The German auction house’s listing said “uhr läuft nicht,” but I couldn’t resist. The shipping from Germany cost about as much as the fake watch and Norbert quickly found a mainspring for it.
My favorite rescue has to be the black dial fake Omega Speedmaster Ref. 145.022 ST 71 I won in a well-known British watch sale. I always wanted a Moonwatch but most commanded budget-busting prices. I snagged this one probably because it looked so unappetizing.
The watch ran but the crystal was beyond saving, the bezel looked like a rat had gnawed the edges and the dial had a nasty-looking brown ring around the edge. Rust? And if so, what did that portend for inside? This was probably my biggest gamble.

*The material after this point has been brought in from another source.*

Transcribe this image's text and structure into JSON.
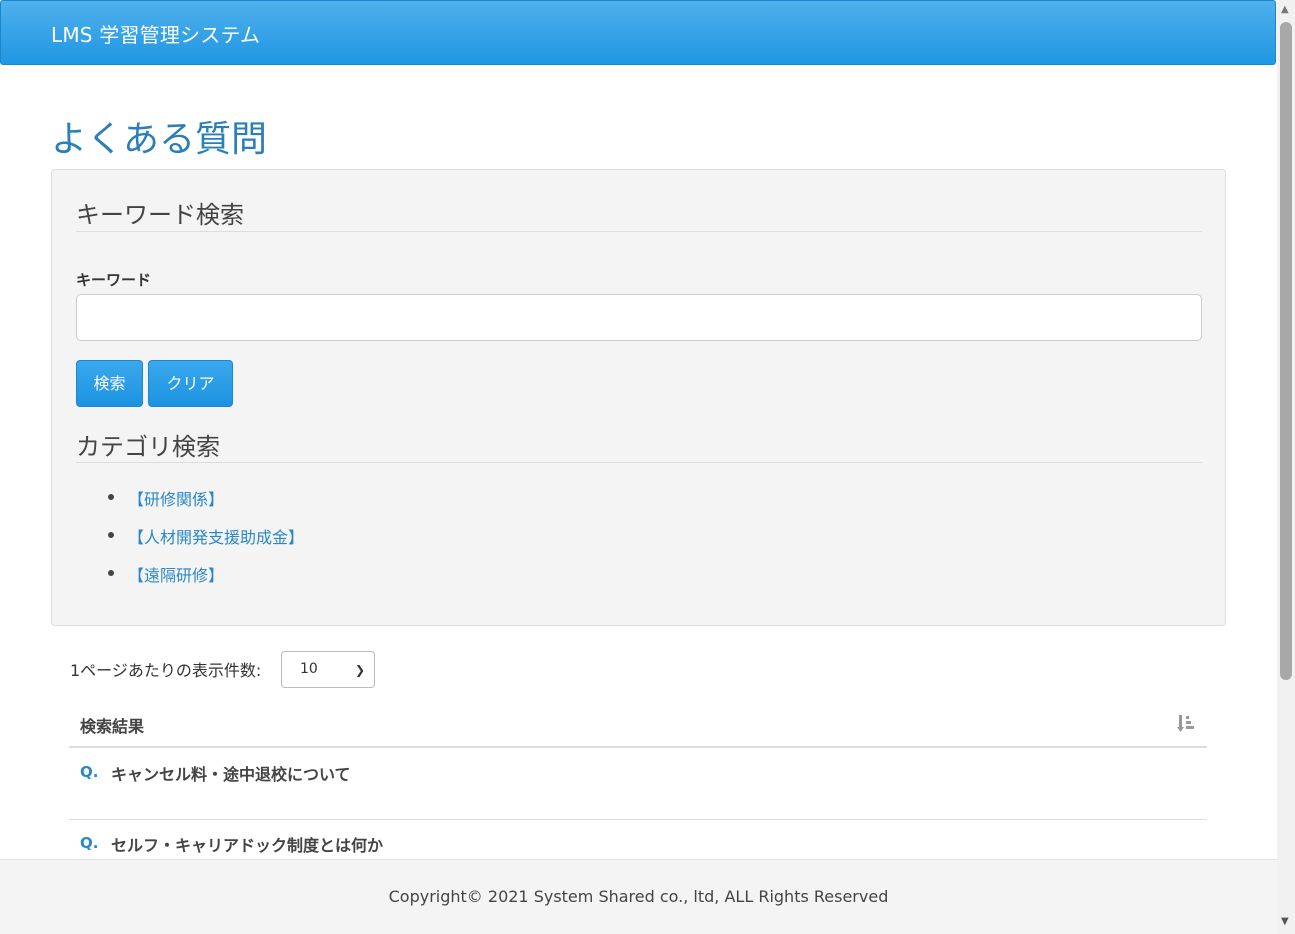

When we opened it, we were pleasantly surprised. Norbert’s first discovery was the Speedy appeared never to have been serviced since it was new! The inside case back had no watchmaker’s markings. While the case and movement showed some signs of rust, that brown ring turned out to be the remains of the watch’s completely dissolved rubber gaskets. Norbert cleaned and de-rusted the movement and case, carefully cleaned the dial to reveal its original beauty. Furthermore, he swapped the scuffed crystal with an authentic Omega Hesalite replacement.
One thing we couldn’t fix was the original bracelet, which was included in the lot but missing the end links. I suppose if I spent enough I could find a pair but the watch lives happily on a nice Hirsch Robby strap. I elected not to replace the chewed-up bezel because it is part of the watch’s long story, as is the love inscription on the back. Sometimes, I wonder how such a gift ended up at auction instead of becoming a family heirloom.

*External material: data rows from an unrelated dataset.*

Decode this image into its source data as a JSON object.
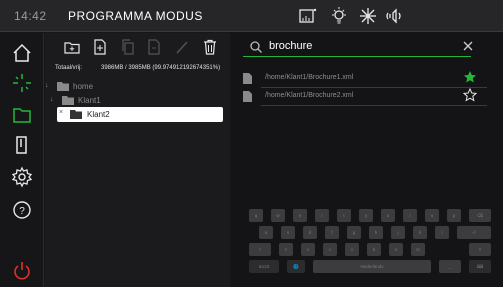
{
  "header": {
    "time": "14:42",
    "title": "PROGRAMMA MODUS",
    "icons": [
      "oven-icon",
      "light-icon",
      "fan-icon",
      "volume-icon"
    ]
  },
  "sidebar": {
    "items": [
      {
        "icon": "home-icon"
      },
      {
        "icon": "crosshair-icon"
      },
      {
        "icon": "folder-icon",
        "active": true
      },
      {
        "icon": "door-icon"
      },
      {
        "icon": "gear-icon"
      },
      {
        "icon": "help-icon"
      },
      {
        "icon": "power-icon"
      }
    ]
  },
  "colors": {
    "accent_green": "#24b63a",
    "power_red": "#e0302a"
  },
  "filepane": {
    "toolbar": [
      "new-folder-icon",
      "new-file-icon",
      "copy-icon",
      "paste-icon",
      "edit-icon",
      "delete-icon"
    ],
    "stats_label": "Totaal/vrij:",
    "stats_value": "3986MB / 3985MB (99.974912192674351%)",
    "tree": [
      {
        "name": "home",
        "arrow": "↓"
      },
      {
        "name": "Klant1",
        "arrow": "↓"
      },
      {
        "name": "Klant2",
        "arrow": "×",
        "selected": true
      }
    ]
  },
  "search": {
    "value": "brochure",
    "results": [
      {
        "path": "/home/Klant1/Brochure1.xml",
        "favorite": true
      },
      {
        "path": "/home/Klant1/Brochure2.xml",
        "favorite": false
      }
    ]
  },
  "keyboard": {
    "row1": [
      "q",
      "w",
      "e",
      "r",
      "t",
      "y",
      "u",
      "i",
      "o",
      "p",
      "⌫"
    ],
    "row2": [
      "a",
      "s",
      "d",
      "f",
      "g",
      "h",
      "j",
      "k",
      "l",
      "⏎"
    ],
    "row3": [
      "⇧",
      "z",
      "x",
      "c",
      "v",
      "b",
      "n",
      "m",
      "⇧"
    ],
    "row4": [
      "&123",
      "🌐",
      "Nederlands",
      "_",
      "⌨"
    ]
  }
}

Hamilton 1974 Geneve RAF 6BB
Maybe the most hopeless-looking project was a cheap replica Hamilton Geneve RAF 6BB. The listing included the dreaded “not currently running” descriptor. Whenever possible, I ask the auction house to send me a photo of the movement, which I flip to Norbert to assess the condition. In this case, it declined, citing the one-piece design of the case. But the overall condition, including the dial, was very good and Norbert advised that this Hamilton’s caliber was an ETA-based movement. I tailored my bid accordingly, winning it for not much over the auction house’s minimum valuation.
The high quality replica watch, when we finally opened it, was a disaster. It appeared someone who fancied themselves a watchmaker tried to fix some problem using a pair of pliers and a pointed stick. The hairspring, balance control, and balance wheel were among the casualties of this amateur intervention. Once again, Norbert was able to bring the watch back to life. I discarded the damaged bracelet and the Hammy looks very attractive now on a Bond NATO.